* [Task]: Every line with "Utility" in it should be copied from the data.

[Records drawn from a dataset]

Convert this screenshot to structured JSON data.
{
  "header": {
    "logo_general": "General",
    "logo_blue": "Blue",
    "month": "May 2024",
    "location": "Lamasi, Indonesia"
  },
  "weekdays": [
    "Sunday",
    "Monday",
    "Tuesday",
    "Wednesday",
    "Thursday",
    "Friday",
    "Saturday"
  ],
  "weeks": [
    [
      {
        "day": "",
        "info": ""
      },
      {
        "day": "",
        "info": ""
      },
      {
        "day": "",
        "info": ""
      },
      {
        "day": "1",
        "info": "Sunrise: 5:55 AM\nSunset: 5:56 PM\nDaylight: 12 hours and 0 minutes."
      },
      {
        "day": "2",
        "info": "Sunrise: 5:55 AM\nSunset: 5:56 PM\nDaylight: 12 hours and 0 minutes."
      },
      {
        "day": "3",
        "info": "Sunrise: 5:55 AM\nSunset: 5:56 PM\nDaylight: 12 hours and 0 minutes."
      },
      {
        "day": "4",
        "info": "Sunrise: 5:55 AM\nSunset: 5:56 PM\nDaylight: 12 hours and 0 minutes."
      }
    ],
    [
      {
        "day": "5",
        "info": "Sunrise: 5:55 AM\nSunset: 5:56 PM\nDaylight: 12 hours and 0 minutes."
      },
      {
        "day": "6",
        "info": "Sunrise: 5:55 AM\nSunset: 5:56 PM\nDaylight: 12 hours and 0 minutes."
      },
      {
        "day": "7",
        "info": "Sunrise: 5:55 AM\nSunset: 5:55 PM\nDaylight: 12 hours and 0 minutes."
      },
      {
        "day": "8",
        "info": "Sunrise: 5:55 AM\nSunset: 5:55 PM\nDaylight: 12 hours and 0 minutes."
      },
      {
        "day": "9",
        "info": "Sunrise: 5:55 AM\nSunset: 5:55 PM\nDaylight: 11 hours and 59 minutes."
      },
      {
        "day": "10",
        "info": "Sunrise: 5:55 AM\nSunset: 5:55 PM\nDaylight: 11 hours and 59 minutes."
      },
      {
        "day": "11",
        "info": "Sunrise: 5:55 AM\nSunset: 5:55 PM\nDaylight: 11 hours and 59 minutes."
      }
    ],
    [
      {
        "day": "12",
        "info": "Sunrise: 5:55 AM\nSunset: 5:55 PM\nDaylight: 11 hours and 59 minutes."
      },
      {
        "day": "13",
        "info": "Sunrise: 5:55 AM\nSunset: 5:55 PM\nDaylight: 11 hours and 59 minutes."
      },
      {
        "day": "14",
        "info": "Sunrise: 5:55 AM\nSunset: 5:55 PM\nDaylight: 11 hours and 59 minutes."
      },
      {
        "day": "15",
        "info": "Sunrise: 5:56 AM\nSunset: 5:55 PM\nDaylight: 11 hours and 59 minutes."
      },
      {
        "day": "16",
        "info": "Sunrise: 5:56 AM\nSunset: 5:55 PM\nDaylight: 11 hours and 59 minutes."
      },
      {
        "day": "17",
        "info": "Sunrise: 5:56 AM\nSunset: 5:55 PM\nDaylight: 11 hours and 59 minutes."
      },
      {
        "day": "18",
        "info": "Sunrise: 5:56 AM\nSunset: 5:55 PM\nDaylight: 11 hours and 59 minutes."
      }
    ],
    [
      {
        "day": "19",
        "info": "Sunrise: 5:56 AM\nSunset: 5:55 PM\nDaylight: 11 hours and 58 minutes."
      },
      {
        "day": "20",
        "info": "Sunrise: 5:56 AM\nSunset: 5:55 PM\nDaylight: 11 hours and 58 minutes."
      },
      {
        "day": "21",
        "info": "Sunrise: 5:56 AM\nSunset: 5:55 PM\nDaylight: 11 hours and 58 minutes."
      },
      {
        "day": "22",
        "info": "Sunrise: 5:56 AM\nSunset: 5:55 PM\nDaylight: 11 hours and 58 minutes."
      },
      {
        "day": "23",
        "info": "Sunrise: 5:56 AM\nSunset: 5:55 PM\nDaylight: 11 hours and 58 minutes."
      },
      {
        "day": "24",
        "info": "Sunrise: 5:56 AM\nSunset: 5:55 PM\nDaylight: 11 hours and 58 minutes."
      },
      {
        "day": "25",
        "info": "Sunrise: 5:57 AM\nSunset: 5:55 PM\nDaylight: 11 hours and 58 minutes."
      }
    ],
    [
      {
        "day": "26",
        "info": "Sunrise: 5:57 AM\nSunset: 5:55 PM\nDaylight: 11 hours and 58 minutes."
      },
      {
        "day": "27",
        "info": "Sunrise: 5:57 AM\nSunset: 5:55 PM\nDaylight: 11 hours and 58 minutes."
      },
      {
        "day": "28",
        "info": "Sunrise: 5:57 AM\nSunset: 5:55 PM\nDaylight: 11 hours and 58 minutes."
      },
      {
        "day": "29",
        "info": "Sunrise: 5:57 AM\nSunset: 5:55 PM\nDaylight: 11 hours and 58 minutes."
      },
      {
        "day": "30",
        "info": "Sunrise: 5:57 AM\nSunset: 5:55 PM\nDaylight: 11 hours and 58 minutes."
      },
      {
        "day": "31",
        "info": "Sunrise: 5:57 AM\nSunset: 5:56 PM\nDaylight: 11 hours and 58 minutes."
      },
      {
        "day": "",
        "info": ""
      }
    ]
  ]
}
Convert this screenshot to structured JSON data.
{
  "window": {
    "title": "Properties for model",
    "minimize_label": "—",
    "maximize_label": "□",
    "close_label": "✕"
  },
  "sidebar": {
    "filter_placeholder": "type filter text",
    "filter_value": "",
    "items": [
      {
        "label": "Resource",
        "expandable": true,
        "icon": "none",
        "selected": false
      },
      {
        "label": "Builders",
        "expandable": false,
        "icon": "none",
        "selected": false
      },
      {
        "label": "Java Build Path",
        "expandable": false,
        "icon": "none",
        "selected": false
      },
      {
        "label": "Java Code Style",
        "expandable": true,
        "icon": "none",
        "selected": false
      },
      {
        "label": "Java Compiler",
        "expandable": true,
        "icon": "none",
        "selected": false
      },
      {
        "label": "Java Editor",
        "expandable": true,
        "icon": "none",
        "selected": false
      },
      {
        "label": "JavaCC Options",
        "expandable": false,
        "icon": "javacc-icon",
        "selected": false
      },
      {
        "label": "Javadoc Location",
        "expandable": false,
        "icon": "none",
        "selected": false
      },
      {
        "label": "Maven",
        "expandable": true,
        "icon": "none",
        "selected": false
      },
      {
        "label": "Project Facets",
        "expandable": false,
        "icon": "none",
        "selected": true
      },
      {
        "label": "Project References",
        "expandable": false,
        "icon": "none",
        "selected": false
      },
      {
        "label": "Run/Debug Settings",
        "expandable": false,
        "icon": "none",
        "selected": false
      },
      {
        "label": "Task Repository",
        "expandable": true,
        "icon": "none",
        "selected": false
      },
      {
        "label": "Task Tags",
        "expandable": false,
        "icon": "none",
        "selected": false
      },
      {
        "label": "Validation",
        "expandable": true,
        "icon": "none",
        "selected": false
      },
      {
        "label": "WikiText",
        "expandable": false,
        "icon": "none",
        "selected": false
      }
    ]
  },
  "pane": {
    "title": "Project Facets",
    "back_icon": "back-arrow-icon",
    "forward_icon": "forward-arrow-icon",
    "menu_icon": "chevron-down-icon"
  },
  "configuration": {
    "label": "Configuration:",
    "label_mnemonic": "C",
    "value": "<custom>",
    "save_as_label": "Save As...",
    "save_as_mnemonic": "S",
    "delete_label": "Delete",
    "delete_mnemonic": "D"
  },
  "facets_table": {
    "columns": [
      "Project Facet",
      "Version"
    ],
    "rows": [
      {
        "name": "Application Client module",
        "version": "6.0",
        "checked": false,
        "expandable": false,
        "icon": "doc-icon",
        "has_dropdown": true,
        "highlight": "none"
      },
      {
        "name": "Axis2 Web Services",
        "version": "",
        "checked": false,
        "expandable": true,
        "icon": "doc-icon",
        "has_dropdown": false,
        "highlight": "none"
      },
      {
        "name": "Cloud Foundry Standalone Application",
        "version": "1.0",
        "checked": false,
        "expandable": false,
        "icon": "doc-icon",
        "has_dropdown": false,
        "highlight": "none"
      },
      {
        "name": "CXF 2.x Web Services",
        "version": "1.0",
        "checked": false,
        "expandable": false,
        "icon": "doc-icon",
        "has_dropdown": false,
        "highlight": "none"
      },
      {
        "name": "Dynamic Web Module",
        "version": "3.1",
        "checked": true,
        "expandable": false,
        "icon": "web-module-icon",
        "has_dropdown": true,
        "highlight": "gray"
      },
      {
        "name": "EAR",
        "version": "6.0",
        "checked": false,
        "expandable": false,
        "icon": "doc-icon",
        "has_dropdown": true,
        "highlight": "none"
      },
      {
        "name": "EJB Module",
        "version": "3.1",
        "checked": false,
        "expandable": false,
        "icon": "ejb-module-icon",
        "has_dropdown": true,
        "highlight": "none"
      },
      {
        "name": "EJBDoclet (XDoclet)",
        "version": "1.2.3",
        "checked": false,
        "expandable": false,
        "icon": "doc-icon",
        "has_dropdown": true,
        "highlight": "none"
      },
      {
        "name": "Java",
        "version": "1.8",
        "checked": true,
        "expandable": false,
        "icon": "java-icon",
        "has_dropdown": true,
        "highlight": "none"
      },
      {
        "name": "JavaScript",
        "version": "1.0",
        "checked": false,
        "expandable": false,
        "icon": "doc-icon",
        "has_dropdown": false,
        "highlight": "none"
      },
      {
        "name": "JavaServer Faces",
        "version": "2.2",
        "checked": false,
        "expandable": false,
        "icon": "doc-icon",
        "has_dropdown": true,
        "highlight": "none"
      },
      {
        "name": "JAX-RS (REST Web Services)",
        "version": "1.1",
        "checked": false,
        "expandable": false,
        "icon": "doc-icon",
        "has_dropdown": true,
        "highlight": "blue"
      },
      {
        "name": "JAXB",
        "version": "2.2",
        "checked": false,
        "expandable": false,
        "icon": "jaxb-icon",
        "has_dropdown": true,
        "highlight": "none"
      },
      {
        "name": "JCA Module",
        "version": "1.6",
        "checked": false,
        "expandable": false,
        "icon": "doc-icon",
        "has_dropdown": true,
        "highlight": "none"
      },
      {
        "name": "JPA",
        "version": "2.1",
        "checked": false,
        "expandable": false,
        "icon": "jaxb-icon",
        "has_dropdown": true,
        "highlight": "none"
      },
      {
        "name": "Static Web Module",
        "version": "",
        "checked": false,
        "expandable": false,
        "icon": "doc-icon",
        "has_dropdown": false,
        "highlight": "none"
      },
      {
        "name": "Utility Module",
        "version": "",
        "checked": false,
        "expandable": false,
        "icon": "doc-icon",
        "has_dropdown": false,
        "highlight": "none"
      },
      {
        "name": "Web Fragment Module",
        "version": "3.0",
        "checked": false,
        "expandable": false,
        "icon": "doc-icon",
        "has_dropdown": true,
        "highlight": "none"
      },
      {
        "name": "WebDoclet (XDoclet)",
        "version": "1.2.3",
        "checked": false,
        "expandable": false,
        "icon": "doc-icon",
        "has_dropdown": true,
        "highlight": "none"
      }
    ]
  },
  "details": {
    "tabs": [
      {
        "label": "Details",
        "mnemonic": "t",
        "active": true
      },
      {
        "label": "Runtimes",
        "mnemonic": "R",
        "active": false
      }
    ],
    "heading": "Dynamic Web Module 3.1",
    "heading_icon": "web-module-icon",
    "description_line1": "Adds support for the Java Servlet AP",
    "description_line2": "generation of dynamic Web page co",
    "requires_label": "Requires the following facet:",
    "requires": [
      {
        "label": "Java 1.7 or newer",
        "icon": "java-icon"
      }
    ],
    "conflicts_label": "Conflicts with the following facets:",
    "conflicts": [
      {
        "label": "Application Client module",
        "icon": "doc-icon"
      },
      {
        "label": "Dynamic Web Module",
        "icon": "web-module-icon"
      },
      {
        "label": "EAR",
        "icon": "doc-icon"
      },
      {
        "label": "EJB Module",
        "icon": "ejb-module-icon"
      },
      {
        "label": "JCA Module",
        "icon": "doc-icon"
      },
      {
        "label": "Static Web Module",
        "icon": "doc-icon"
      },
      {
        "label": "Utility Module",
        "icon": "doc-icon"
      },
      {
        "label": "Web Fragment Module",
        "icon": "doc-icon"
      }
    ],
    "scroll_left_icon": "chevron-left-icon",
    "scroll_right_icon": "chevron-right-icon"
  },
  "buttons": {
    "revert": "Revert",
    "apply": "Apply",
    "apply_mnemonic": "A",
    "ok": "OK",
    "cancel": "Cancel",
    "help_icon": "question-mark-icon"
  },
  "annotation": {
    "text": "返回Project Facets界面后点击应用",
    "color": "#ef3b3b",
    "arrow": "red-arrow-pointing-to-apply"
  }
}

* [Result of the exercise]:
        "name": "Utility Module",
        "label": "Utility Module",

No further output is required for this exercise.